So a friend and I chose a play – a two-man show – called “Guards at the Taj.” It was described as a funny bromance-type story investigating the “little guys” of history, following two royal guards who were guarding the walls surrounding the nearly finished Taj Mahal.
Long story short, it was about the legend surrounding the Emperor who had the Taj Mahal built that said he had every worker’s hands cut off so nothing as beautiful as the magnificent building – a shrine to his late wife – could ever be built again.
Any guesses as to who had to cut off the hands of all those workers?
Why, that would be the two guards we met in the first scene.
Let me tell you – while there were funny moments and there was a bromance, it was NOT THE LIGHTHEARTED COMEDY WE SIGNED UP FOR.
It was dark, violent, and desperately sad. You saw the deconstruction of the joy and hope in the one guard and the solidification of harsh anger in the other, and, ultimately, their friendship completely disintegrates. To add insult to injury, the hopeful guard’s life is ruined (if not over – the ending leaves whether or not he’s alive rather ambiguous).
So, we did NOT LEAVE LAUGHING. We bawled, covered our eyes for good chunks of the story, and left in a bit of a funk.
To the credit of the two actors, it was marvelously done. It was a good show, there’s no doubt about that. It’s just not exactly what we were expecting when we went in there.
So there’s a fun little story for your Christmas season! It was one of the first things I did after getting to school – like, first two weeks of classes. It was one heck of a first show to see, but getting there and back was a whole different beast.
Neither the friend I went with or myself have a car, and it was so early in the year that we weren’t good enough friends with any car-owners yet to coerce anyone to give us the almost hour-long ride to the venue.
So we went on a two-and-a-half hour ODYSSEY (both ways) on public transit to get there, which was almost as much of a bonding experience for us as watching the play itself. Phones died, it started raining, toes were stepped on, cards were declined – it was all that and a cherry on top, but we got there on time and home … eventually.
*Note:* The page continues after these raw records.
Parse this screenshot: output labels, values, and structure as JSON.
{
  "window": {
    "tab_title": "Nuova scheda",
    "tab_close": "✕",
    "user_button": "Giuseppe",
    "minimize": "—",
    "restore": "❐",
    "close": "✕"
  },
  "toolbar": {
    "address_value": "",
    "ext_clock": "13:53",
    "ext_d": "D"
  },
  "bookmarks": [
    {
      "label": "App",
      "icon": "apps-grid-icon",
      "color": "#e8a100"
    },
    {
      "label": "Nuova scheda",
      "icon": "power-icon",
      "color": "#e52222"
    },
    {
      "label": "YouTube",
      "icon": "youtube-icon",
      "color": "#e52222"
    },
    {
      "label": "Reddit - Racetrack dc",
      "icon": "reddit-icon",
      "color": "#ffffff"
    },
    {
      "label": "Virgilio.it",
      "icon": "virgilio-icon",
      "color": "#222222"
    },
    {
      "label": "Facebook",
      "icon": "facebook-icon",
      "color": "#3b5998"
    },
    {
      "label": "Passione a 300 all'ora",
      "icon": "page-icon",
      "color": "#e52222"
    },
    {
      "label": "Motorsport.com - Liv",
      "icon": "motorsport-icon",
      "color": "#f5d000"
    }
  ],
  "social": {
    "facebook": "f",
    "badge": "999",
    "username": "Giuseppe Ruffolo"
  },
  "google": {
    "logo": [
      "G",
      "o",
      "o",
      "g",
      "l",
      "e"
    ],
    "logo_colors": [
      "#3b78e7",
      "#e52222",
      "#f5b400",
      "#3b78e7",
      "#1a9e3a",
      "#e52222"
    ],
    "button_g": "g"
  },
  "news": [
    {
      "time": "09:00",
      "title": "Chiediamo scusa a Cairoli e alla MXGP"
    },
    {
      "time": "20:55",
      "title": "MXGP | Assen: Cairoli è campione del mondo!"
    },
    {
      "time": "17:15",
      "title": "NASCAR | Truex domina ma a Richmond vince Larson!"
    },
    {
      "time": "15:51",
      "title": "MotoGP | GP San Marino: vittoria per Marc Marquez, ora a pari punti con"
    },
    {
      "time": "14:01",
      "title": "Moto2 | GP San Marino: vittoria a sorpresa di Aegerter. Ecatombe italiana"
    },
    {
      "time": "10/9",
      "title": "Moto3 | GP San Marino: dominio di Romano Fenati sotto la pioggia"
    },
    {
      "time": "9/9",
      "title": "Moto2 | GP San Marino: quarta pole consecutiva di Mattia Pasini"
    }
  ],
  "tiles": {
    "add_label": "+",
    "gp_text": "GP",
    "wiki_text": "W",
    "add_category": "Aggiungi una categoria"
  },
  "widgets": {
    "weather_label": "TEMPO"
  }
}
So it all worked out.
And we both gained a significantly better understanding of the public transportation at our disposal, so that’s been good.
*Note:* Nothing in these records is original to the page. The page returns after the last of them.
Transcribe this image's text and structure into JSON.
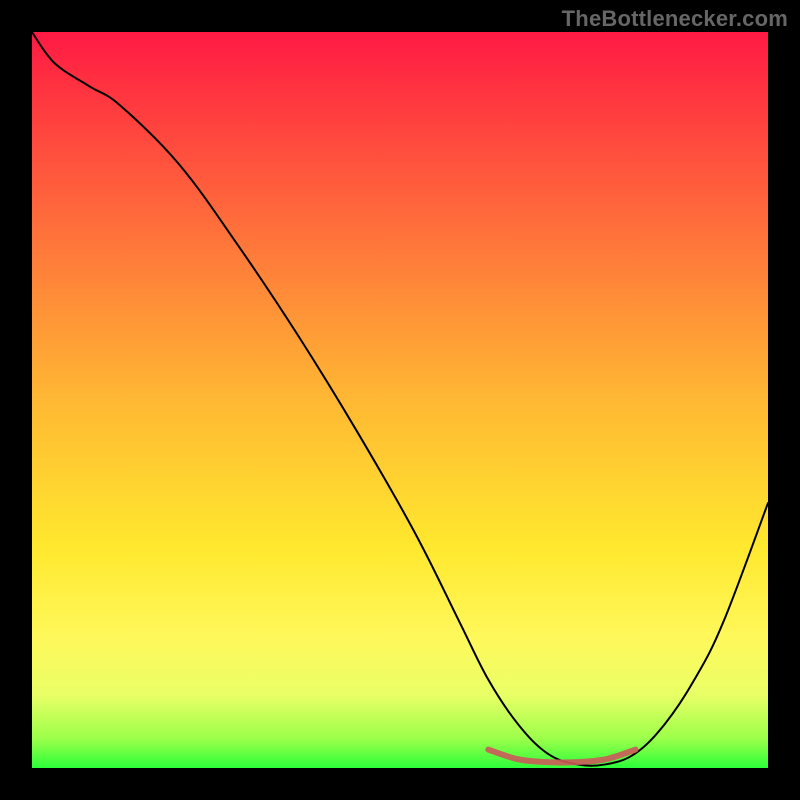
{
  "watermark": "TheBottlenecker.com",
  "chart_data": {
    "type": "line",
    "title": "",
    "xlabel": "",
    "ylabel": "",
    "xlim": [
      0,
      100
    ],
    "ylim": [
      0,
      100
    ],
    "grid": false,
    "background": "gradient-red-yellow-green",
    "series": [
      {
        "name": "curve",
        "stroke": "#000000",
        "stroke_width": 2,
        "x": [
          0,
          2,
          4,
          8,
          12,
          20,
          28,
          36,
          44,
          52,
          58,
          62,
          66,
          70,
          74,
          78,
          82,
          86,
          90,
          94,
          100
        ],
        "y": [
          100,
          97,
          95,
          92.5,
          90,
          82,
          71,
          59,
          46,
          32,
          20,
          12,
          6,
          2,
          0.5,
          0.5,
          2,
          6,
          12,
          20,
          36
        ]
      },
      {
        "name": "highlight-band",
        "stroke": "#cc5a5a",
        "stroke_width": 6,
        "x": [
          62,
          66,
          70,
          74,
          78,
          82
        ],
        "y": [
          2.5,
          1.2,
          0.8,
          0.8,
          1.2,
          2.5
        ]
      }
    ],
    "gradient_stops": [
      {
        "offset": 0.0,
        "color": "#ff1a44"
      },
      {
        "offset": 0.1,
        "color": "#ff3a3f"
      },
      {
        "offset": 0.3,
        "color": "#ff7a3a"
      },
      {
        "offset": 0.5,
        "color": "#ffb833"
      },
      {
        "offset": 0.7,
        "color": "#ffe82e"
      },
      {
        "offset": 0.82,
        "color": "#fff85a"
      },
      {
        "offset": 0.9,
        "color": "#eaff66"
      },
      {
        "offset": 0.96,
        "color": "#9cff4a"
      },
      {
        "offset": 1.0,
        "color": "#2cff3a"
      }
    ]
  }
}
More in the College Chronicles later. If I don’t write before then, Merry Christmas, my pals.